I took a long break from blogging because I wasn’t sure I was going to continue blogging. I felt stale, lethargic, and uninspired, and I didn’t (and don’t) want to project that onto my readers. That being said, I feel rejuvenated, ready to get back to the business of my business which is making my art. I have a lot of ideas in mind that I will be incorporating over the coming months. I’m not going to talk about it, I’m just going to do it, and I hope you’ll like the results. A lot of this motivation came from reading other blogs, and especially from reading The War of Art by Steven Pressfield. What a wake up call. What a great message – get out there and do YOUR work. And part of my WORK is writing this blog, no matter if anyone reads it or not.
What I have also realized is that my daily routine needs structure. I need daily exercise, I need to eat breakfast, I need to make multiple lists, I need to be able to cross things off of my lists, I need to do my work, I need to process film and make photographs in the darkroom, I need to get out my camera and take photos, I need to laugh, practice my drawing, write, and doodle in my journal, play with my animals, and not take life so seriously EVERY SINGLE DAY. As Ali quoted on her blog post today “What are you going to do with your wild and precious life?”
One thing I am doing is getting myself back out there. There is another art show that I am participating in at the Annapolis Maritime Museum. The show runs from February 5 – March 19. The Muddy Creek Artist Guild (which I am a member of) was invited to show and sell photographic works of art with a maritime theme at the museum (basically Chesapeake Bay themed). Each photographer gets to display two pieces with an additional back-up piece for a total of three pieces. Here are the pieces I am showing/selling:
The process gelatin silver merely means a black and white photograph that I processed in the darkroom on fiber paper (which is a "better" paper than the typical resin coated papers that are used — the developing process for fiber is much more tedious and takes a lot longer, but the result is SO worth it).

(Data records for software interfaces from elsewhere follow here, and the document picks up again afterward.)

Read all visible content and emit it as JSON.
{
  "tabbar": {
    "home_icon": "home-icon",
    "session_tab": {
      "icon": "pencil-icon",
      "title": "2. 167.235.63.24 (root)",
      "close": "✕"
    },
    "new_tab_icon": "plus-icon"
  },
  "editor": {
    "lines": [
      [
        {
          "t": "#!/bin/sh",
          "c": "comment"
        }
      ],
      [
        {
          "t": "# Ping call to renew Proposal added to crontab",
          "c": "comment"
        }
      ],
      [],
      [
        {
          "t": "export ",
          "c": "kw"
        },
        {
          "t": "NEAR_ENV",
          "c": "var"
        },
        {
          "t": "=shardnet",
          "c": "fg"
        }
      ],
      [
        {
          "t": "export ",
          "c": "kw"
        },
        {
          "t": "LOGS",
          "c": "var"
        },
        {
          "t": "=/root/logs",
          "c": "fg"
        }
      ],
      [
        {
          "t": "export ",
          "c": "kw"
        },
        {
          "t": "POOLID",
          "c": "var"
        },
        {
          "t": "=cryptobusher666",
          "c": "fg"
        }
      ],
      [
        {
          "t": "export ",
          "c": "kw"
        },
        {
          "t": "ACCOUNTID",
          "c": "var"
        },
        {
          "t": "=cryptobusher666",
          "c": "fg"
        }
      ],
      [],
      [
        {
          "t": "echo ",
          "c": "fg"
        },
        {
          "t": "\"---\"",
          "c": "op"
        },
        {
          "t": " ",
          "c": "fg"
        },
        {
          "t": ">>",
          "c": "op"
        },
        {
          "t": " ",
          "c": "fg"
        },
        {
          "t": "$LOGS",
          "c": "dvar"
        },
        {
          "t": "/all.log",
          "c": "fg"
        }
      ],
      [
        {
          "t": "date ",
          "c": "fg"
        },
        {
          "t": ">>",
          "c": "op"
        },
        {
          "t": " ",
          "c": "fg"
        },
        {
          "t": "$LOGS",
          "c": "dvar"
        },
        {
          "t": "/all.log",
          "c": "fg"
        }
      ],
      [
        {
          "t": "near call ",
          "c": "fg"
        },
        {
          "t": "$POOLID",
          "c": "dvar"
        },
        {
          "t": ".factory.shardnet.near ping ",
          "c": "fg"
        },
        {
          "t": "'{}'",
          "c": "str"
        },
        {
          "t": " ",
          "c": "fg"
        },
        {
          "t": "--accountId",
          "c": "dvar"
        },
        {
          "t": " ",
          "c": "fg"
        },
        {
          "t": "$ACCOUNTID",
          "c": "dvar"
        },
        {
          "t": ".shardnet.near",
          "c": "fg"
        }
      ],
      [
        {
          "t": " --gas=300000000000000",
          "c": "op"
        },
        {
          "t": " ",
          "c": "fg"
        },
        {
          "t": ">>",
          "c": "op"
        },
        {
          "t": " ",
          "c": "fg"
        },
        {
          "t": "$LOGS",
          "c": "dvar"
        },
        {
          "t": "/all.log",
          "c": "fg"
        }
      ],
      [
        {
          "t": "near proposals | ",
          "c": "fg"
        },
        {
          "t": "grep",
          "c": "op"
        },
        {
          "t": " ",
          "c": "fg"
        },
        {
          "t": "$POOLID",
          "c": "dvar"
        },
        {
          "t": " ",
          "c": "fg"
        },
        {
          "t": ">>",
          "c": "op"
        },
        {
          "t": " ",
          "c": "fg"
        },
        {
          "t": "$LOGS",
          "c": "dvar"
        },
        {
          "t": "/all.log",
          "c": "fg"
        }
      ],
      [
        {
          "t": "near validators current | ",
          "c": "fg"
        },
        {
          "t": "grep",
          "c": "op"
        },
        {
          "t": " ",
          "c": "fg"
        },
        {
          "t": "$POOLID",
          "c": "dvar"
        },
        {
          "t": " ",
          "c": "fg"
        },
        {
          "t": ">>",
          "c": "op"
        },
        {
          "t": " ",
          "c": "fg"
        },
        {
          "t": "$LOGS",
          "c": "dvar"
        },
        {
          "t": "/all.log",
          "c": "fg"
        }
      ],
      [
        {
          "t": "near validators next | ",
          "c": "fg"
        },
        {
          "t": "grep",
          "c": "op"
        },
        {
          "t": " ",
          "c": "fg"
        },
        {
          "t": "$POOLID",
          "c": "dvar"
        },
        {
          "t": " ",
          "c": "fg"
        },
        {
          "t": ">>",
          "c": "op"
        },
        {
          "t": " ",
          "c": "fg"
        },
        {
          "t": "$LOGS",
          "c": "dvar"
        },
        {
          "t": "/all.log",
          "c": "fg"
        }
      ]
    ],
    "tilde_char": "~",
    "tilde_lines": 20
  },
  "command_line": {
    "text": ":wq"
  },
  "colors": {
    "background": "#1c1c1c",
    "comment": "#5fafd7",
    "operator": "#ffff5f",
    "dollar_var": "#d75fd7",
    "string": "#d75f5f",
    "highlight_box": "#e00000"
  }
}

Giclee Print is a photograph printed on an ink jet printer. Giclee is the French language word "le gicleur" meaning "nozzle", or more specifically "gicler" meaning "to squirt, spurt, or spray" (definition courtesy of Wikipedia).
None of the pieces were framed, so I took them to a different frame shop than I did for the first art show, and what a HUGE difference in price, only $168 to frame all three, and therefore I can price my work more appropriately for the market. The black and white photographs are going to be simply framed with white mats and black frames, and on the swan photo, I got a more expensive frame, so I charged a little more.
For this show, the Maritime Museum gets 30%, and I'm still in the learning phase so whatever happens, it's going to be okay. I'm not going to get upset if I don't sell anything. From the book the War of Art, the author, Steven Pressfield had a huge failure from pursuing his dream — a career in writing, and Steven was despondent, and his friend jolted him back to reality by telling him to get over it, you're doing what you want to do, and so you're taking a few hits: That's the price for being in the arena and not on the sidelines. Stop complaining and be grateful.
True words of wisdom.
I'm glad to be back.